It’s been two years since then, and the server has gone from a simple “vanilla” server to the multi-server cluster it is today. This document will explain the current server and network architecture and provide some instruction for anyone interested in recreating a similar setup.
Currently, the PiCraft server cluster consists of three physical servers running Ubuntu Server, all connected via NFS and the Multicraft software. There are scripts to update the files on the primary server, and init.d entries to run specific scripts at startup, ensuring that the servers correctly come back online automatically in case of power loss.
The primary server unit is where the Multicraft admin panel frontend, MySQL server, and the NFS server is located. All three physical servers are running the Multicraft backend, however the executables and plugin files are stored only on the primary unit. By using symbolic linking and NFS, only one copy of each plugin file needs to be stored.
The MySQL server configuration is fairly simple. I’m using Ubuntu Server (a flavor of Debian Linux), so the MySQL configuration file is located at
I modified the
bind-addressvalue to correspond with the server IP address (I put in the hostname that corresponds to the server), and commented out the

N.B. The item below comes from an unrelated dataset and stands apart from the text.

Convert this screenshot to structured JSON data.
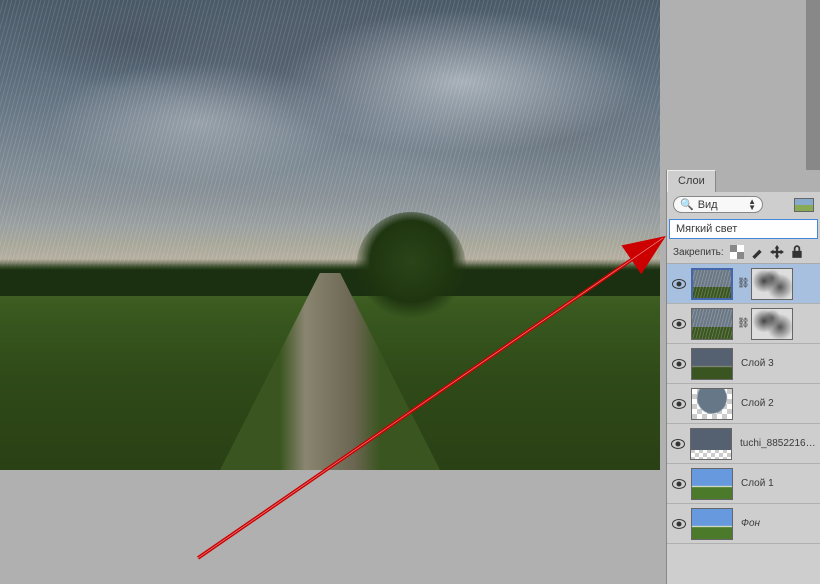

Once MySQL is configured, you can set up the Multicraft backend and frontend. This does require that an Apache 2 webserver is installed and running. All defaults may be used for Apache 2. Setting up Multicraft can be done via the included installer.

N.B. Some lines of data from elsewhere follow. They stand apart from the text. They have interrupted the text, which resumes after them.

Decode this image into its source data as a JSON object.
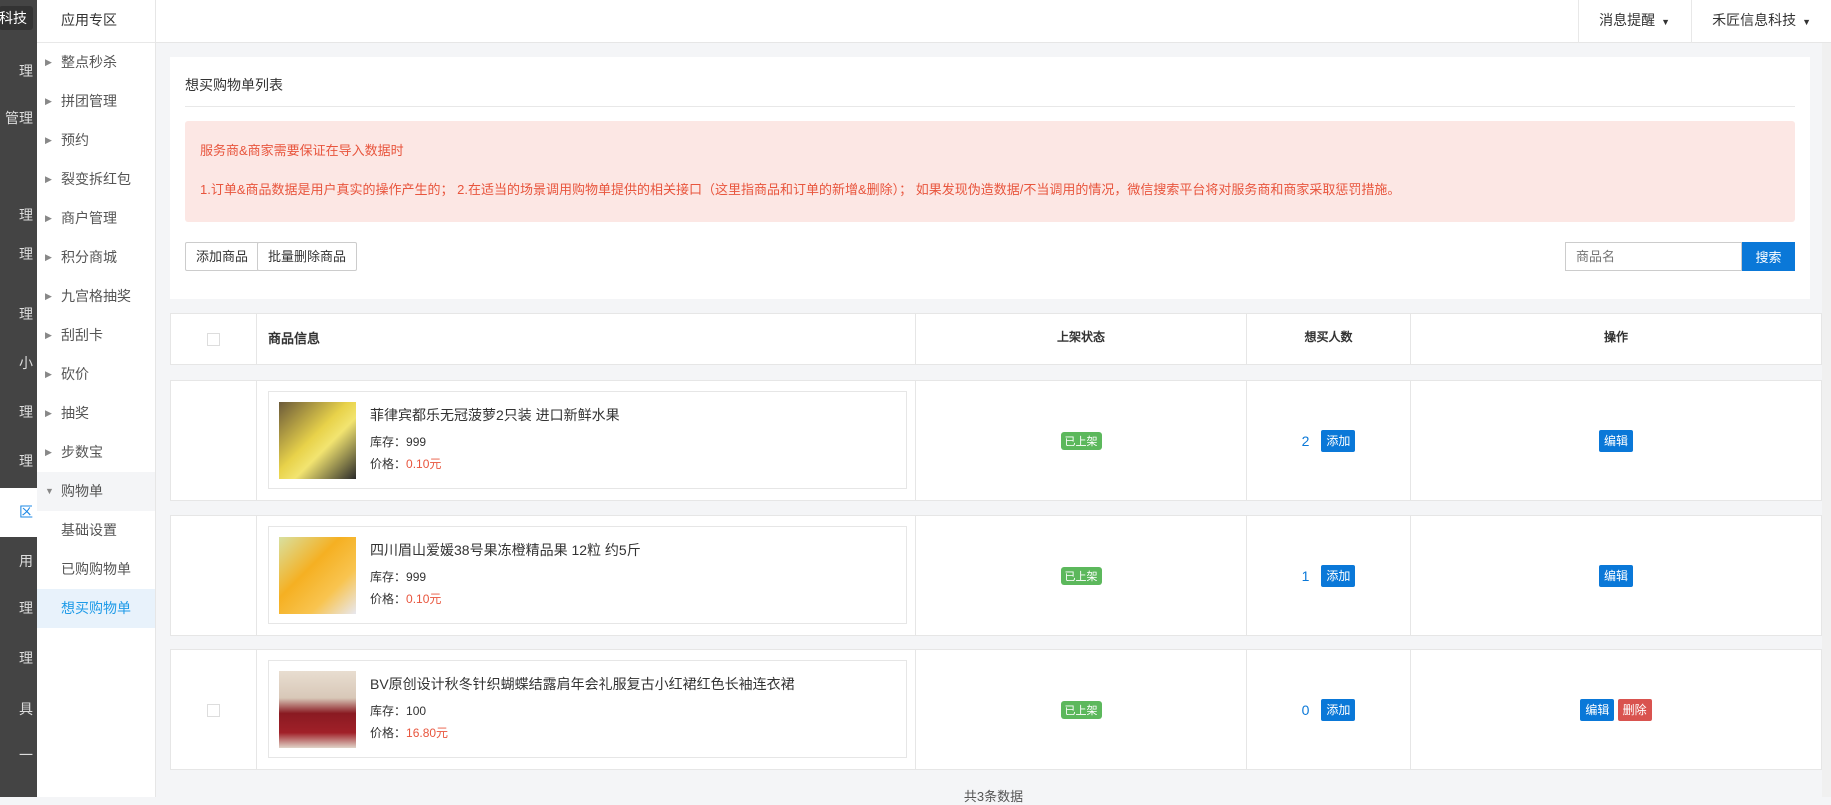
{
  "dark_sidebar": {
    "items": [
      "科技",
      "理",
      "管理",
      "理",
      "理",
      "理",
      "小",
      "理",
      "理",
      "区",
      "用",
      "理",
      "理",
      "具",
      "一"
    ]
  },
  "submenu": {
    "title": "应用专区",
    "items": [
      {
        "label": "整点秒杀"
      },
      {
        "label": "拼团管理"
      },
      {
        "label": "预约"
      },
      {
        "label": "裂变拆红包"
      },
      {
        "label": "商户管理"
      },
      {
        "label": "积分商城"
      },
      {
        "label": "九宫格抽奖"
      },
      {
        "label": "刮刮卡"
      },
      {
        "label": "砍价"
      },
      {
        "label": "抽奖"
      },
      {
        "label": "步数宝"
      },
      {
        "label": "购物单"
      }
    ],
    "children": [
      "基础设置",
      "已购购物单",
      "想买购物单"
    ]
  },
  "header": {
    "messages": "消息提醒",
    "account": "禾匠信息科技"
  },
  "card": {
    "title": "想买购物单列表",
    "alert_line1": "服务商&商家需要保证在导入数据时",
    "alert_line2": "1.订单&商品数据是用户真实的操作产生的； 2.在适当的场景调用购物单提供的相关接口（这里指商品和订单的新增&删除）； 如果发现伪造数据/不当调用的情况，微信搜索平台将对服务商和商家采取惩罚措施。",
    "add_button": "添加商品",
    "batch_delete_button": "批量删除商品",
    "search_placeholder": "商品名",
    "search_button": "搜索"
  },
  "table": {
    "headers": [
      "商品信息",
      "上架状态",
      "想买人数",
      "操作"
    ],
    "rows": [
      {
        "name": "菲律宾都乐无冠菠萝2只装 进口新鲜水果",
        "stock_label": "库存：",
        "stock": "999",
        "price_label": "价格：",
        "price": "0.10元",
        "status": "已上架",
        "count": "2",
        "add": "添加",
        "edit": "编辑"
      },
      {
        "name": "四川眉山爱媛38号果冻橙精品果 12粒 约5斤",
        "stock_label": "库存：",
        "stock": "999",
        "price_label": "价格：",
        "price": "0.10元",
        "status": "已上架",
        "count": "1",
        "add": "添加",
        "edit": "编辑"
      },
      {
        "name": "BV原创设计秋冬针织蝴蝶结露肩年会礼服复古小红裙红色长袖连衣裙",
        "stock_label": "库存：",
        "stock": "100",
        "price_label": "价格：",
        "price": "16.80元",
        "status": "已上架",
        "count": "0",
        "add": "添加",
        "edit": "编辑",
        "delete": "删除"
      }
    ]
  },
  "footer": "共3条数据",
  "colors": {
    "primary": "#0a78d8",
    "success": "#5cb85c",
    "danger": "#d9534f",
    "alert_bg": "#fce7e4",
    "alert_text": "#e8553d"
  }
}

The Multicraft installer will prompt for configuration information, and in most cases the defaults may be used. The MySQL server is located at the IP address configured previously, or the hostname if you’re using that option.
If there is only one physical server, no additional configuration would be necessary. If more than one Multicraft backend will be connected to the master server, edit the
/multicraft/location/multicraft.conffile and name the daemon and set a unique daemon ID.
Setting up NFS was slightly more tricky. NFS requires you to mount and bind the folder you’d like to share via the network. To make this happen across reboots, you have to edit the
Before setting up NFS, the
/etc/fstabfile needs the following line added:
/location/of/folder /pseudo/location none bind 0 0
This tells the server to mount the
/pseudo/locationwith the bind option each time the server boots. You could also run the command
mount --bind /location/of/folder /pseudo/locationinstead, but this will not persist across server reboots, and should only be used for testing. A mounted file can be unmounted via the
Installing NFS is as simple as running
apt-get install nfs-kernel-serveras root (or via sudo). Configuring the primary server requires adding the line
/pseudo/location ip.address.of.client(ro,sync,no_root_squash)to the
/etc/exportsfile. You can use an asterisk (eg, you can use
/pseudo/location *(ro,sync,no_root_squash)) instead of an IP address, but by specifying the IP address you ensure that other IP addresses do not have access to the files.
Once MySQL, Multicraft, and NFS are set up, adding init.d entries is the last portion of automating the startup.
In Ubuntu Server, add executable scripts to the
/etc/init.ddirectory. Once a script has been added, you must run
update-rc.d myscript.sh defaultsas root or via. This will add the script to the proper runlevels. To disable, run
update-rc.d myscript.sh disableas root or via sudo. This is the script used to start Multicraft:# Multicraft auto-start # # description: Auto-starts multicraft # processname: multicraft # pidfile: /var/run/multicraft.pid export JAVA_HOME=/usr/lib/jvm/java-7-openjdk-amd64/ /home/server/multicraft/bin/multicraft -v restart case $1 in start) /home/server/multicraft/bin/multicraft -v start ;; stop) /home/server/multicraft/bin/multicraft -v stop ;; restart) /home/server/multicraft/bin/multicraft -v restart ;; esac exit 0
This script will start the Multicraft backend on boot, and will also allow the use of the
service multicraft start/stop/restartcommands.
Once these things are configured, the server can be rebooted, and all required services will be started automatically. Note that some things, like backups will require the configuration of
If you have questions about the process, or need specifics, let me know in the comments.